### MATERIAL FOR THE TASK:

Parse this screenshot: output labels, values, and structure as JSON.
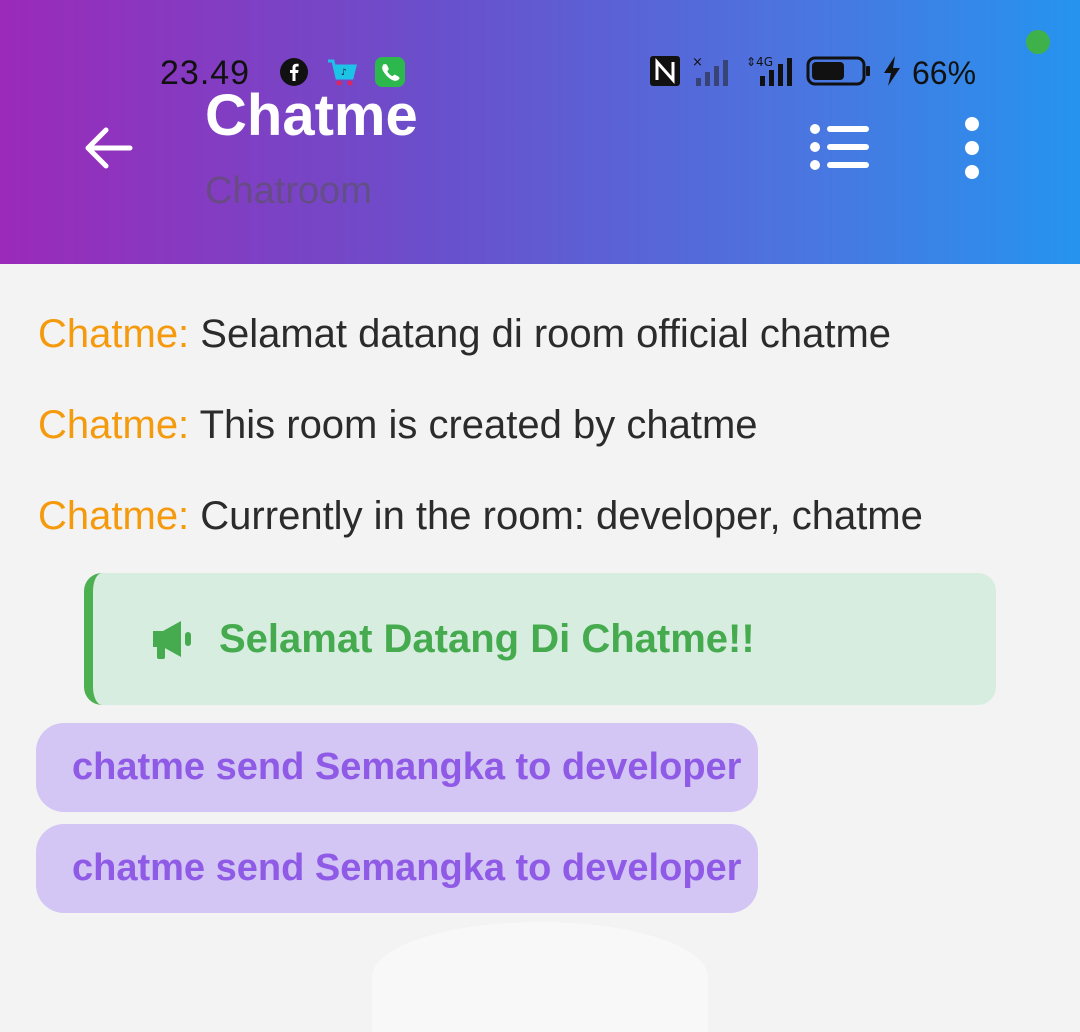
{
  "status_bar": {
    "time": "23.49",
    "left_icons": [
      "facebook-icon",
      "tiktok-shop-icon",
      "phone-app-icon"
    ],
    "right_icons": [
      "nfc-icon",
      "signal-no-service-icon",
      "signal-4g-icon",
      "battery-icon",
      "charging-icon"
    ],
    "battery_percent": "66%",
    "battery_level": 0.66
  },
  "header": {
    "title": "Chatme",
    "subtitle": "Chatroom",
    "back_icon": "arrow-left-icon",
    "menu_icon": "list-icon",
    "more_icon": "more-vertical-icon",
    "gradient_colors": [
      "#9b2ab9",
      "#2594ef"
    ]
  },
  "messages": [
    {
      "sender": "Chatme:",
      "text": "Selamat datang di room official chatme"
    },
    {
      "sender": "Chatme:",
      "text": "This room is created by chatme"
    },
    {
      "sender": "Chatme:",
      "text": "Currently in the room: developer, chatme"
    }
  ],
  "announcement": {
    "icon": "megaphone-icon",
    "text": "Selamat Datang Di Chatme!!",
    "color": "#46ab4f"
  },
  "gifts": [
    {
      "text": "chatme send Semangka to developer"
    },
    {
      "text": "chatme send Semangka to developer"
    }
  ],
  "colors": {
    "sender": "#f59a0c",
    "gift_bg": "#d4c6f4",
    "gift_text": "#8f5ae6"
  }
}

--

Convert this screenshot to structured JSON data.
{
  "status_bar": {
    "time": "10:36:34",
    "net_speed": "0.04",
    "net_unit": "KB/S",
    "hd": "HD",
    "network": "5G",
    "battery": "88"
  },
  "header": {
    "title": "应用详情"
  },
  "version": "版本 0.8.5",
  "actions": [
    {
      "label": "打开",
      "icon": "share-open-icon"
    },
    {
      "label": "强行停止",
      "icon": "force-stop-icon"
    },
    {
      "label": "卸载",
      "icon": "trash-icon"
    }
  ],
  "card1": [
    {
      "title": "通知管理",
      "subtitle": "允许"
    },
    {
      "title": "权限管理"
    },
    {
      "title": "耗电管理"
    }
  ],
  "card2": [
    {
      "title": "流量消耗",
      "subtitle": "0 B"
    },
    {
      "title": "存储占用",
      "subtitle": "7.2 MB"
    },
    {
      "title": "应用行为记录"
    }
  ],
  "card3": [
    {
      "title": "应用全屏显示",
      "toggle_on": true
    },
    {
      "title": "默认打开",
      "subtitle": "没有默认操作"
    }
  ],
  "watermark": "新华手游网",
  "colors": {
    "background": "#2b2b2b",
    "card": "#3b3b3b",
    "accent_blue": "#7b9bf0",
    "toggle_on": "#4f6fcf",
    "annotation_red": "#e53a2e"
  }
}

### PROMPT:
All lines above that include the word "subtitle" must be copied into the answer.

### PROBLEM SOLUTION:
    "subtitle": "Chatroom",
      "subtitle": "允许"
      "subtitle": "0 B"
      "subtitle": "7.2 MB"
      "subtitle": "没有默认操作"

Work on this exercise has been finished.